32. My mouth is full of decayed teeth and my soul of decayed ambitions.
33. Writing in English is the most ingenious torture ever devised for sins committed in previous lives. The English reading public explains the reason why.
34. God made food; the devil the cooks.
35. The object of the artist is the creation of the beautiful. What the beautiful is is another question.
36. You can still die when the sun is shining.
37. The heaventree of stars hung with humid nightblue fruit.
38. I fear those big words, Stephen said, which make us so unhappy.
39. To learn one must be humble. But life is the great teacher.
40. Too excited to be genuinely happy
41. I wanted real adventures to happen to myself. But real
adventures, I reflected, do not happen to people who remain at home: they must be sought abroad.
42. Let my country die for me.
43. And if he had judged her harshly? If her life were a simple rosary of hours, her life simple and strange as a bird’s life, gay in the morning, restless all day, tired at sundown? Her heart simple and willful as a bird’s heart?
44. Hold to the now, the here, through which all future plunges to the past.
45. What’s in a name? That is what we ask ourselves in childhood when we write the name that we are told is ours.
46. Have read little and understood less.
47. When a man is born…there are nets flung at it to hold it back from flight. You talk to me of nationality, language, religion. I shall try to fly by those nets.
48. As you are now so once were we.
49. The movements which work revolutions in the world are born out of the dreams and visions in a peasant’s heart on the hillside.
50. He lived at a little distance from his body, regarding his own acts with doubtful side-glances. He had an odd autobiographical habit which led him to compose in his mind from time to time a short sentence about himself containing a subject in the third person and a verb in the past tense.
51. My heart is quite calm now. I will go back.

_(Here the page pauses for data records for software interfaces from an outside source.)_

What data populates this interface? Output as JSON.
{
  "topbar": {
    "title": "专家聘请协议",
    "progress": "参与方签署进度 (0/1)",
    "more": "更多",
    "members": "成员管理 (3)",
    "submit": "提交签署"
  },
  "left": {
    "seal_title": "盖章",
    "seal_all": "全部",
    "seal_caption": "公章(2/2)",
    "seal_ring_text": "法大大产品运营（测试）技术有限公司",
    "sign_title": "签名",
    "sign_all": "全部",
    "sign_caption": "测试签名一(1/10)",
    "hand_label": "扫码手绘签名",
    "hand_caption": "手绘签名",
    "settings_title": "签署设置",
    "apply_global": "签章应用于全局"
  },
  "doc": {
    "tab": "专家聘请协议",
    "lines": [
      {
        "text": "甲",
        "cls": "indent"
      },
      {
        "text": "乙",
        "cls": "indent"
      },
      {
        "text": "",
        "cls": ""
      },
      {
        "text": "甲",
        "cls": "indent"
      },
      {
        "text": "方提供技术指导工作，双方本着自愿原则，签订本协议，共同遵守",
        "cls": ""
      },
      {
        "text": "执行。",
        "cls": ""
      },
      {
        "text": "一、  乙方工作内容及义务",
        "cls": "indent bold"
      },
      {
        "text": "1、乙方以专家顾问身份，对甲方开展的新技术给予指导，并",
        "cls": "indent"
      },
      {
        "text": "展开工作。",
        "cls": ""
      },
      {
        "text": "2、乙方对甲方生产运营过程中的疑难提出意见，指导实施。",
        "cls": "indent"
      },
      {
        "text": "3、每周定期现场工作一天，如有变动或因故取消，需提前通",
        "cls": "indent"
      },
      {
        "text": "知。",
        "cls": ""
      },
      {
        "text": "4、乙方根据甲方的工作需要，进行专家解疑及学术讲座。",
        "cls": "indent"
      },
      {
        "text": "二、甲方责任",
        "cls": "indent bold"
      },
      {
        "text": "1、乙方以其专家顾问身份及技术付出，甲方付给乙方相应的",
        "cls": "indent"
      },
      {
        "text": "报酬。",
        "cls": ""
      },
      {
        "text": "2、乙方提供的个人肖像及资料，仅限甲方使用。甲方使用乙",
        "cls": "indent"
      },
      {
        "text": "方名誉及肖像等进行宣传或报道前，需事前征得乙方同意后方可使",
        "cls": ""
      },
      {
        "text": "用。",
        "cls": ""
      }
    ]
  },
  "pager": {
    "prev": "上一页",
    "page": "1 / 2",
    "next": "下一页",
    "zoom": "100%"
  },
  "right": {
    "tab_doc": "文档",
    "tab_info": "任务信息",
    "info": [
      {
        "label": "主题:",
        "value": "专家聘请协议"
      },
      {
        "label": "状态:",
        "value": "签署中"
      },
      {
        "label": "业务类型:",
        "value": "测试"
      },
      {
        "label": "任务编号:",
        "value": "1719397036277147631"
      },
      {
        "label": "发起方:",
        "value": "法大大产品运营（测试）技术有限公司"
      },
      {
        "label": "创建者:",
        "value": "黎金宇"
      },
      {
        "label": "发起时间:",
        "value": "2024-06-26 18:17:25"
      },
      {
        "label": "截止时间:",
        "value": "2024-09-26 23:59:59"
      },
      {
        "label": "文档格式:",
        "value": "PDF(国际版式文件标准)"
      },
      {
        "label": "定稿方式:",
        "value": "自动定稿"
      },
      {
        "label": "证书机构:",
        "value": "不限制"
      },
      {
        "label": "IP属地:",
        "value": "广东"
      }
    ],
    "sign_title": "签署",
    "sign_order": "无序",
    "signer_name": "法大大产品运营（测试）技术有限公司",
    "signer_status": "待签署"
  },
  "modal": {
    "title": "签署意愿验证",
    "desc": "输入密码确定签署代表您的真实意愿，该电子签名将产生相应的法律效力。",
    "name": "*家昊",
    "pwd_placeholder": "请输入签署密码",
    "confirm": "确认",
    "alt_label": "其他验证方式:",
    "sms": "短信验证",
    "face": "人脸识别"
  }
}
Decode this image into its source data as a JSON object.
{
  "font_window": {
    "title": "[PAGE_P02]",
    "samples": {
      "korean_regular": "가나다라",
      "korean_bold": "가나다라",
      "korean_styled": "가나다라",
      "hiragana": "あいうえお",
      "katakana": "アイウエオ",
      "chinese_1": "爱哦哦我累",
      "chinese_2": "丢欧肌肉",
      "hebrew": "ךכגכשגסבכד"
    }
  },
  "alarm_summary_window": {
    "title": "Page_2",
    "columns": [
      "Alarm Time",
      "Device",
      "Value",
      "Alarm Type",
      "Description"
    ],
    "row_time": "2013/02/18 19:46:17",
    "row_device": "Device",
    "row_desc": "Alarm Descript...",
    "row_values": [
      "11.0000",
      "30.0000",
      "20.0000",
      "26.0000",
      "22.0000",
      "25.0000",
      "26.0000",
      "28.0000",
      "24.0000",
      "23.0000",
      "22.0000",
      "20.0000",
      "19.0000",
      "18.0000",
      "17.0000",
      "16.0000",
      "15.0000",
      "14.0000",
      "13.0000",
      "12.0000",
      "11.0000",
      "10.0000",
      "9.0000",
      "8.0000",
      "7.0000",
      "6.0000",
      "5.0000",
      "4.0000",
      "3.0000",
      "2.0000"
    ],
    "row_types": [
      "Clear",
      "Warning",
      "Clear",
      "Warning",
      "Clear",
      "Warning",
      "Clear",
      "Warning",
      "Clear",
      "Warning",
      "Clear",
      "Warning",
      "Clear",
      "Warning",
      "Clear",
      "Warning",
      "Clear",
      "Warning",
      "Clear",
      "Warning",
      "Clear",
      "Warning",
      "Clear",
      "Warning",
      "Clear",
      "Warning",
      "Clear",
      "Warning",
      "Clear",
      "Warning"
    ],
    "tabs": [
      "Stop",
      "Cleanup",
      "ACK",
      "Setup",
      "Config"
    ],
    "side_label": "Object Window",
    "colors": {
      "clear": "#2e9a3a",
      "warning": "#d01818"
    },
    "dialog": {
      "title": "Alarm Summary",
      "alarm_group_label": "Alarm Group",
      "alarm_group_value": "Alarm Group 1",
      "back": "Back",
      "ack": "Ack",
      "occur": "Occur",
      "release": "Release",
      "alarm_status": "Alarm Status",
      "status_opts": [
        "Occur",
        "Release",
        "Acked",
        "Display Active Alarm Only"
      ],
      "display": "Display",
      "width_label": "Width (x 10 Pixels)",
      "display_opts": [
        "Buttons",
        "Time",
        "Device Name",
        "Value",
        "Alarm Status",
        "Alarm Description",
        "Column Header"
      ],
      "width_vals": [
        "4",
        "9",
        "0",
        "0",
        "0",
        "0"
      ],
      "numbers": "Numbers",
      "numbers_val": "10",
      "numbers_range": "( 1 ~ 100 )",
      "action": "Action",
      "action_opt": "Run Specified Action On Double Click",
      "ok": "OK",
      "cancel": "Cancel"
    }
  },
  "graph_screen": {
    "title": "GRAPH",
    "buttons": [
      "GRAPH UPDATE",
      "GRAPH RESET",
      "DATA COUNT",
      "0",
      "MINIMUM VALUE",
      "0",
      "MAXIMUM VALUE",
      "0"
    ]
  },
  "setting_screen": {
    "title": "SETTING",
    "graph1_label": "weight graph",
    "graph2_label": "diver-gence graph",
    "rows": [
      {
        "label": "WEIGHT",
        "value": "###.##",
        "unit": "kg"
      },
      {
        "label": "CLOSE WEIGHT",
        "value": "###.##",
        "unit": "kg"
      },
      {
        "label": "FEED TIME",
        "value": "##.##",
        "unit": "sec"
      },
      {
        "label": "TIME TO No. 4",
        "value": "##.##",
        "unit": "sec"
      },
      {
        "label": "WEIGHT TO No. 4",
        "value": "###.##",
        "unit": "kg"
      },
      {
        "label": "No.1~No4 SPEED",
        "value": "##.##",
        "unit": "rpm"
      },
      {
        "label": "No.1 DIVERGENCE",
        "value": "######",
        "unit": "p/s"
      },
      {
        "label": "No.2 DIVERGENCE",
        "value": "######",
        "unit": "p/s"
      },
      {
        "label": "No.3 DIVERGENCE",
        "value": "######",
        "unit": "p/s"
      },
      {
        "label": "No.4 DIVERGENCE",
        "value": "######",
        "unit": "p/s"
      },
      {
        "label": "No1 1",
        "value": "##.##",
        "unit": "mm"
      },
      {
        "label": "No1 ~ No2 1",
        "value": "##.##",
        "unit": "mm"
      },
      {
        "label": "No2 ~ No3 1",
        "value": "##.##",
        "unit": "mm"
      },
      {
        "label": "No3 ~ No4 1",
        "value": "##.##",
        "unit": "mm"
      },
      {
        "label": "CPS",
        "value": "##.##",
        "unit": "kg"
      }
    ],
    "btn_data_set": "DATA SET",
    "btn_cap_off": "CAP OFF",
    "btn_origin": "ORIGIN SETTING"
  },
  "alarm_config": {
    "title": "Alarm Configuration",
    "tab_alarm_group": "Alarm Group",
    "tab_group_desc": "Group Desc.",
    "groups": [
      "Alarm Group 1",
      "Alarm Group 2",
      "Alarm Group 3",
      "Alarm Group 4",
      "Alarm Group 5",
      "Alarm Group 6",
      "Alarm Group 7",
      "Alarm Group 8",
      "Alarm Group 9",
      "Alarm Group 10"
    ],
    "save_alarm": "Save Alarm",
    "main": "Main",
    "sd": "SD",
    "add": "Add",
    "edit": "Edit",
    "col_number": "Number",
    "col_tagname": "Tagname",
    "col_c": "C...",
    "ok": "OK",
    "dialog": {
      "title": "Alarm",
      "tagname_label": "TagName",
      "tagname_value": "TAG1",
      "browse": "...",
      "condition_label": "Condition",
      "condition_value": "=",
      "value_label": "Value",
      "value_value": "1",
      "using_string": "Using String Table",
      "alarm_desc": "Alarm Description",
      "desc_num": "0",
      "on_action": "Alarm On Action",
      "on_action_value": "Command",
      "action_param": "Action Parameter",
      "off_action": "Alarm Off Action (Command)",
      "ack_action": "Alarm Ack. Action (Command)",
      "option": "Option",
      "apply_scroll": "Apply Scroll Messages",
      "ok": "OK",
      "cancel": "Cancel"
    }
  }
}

52. But we are living in a skeptical and, if I may use the phrase, a thought-tormented age; and sometimes I fear that this new generation, educated or hypereducated as it is, will lack those qualities of humanity, of hospitality, of kindly humor which belonged to an older day.
53. Gazing up into the darkness I saw myself as a creature driven and derided by vanity; and my eyes burned with anguish and anger.
54. If Socrates leaves his house today he will find the sage seated on his doorstep. If Judas go forth tonight it is to Judas his steps will tend.’ Every life is many days, day after day. We walk through ourselves, meeting robbers, ghosts, giants, old men, young men, wives, widows, brothers-in-law. But always meeting ourselves.
55. It is as painful perhaps to be awakened from a vision as to be born.
56. This race and this country and this life produced me, he said. I shall express myself as I am.
57. Love (understood as the desire of good for another) is in fact so unnatural a phenomenon that it can scarcely repeat itself the soul being unable to become virgin again and not having energy enough to cast itself out again into the ocean of another s soul.
58. The light music of whisky falling into glasses made an agreeable interlude.
59. He thought that he was sick in his heart if you could be sick in that place.
60. His soul swooned softly as he heard the snow falling faintly through the universe and faintly falling, like the descent of their last end, upon all the living and the dead.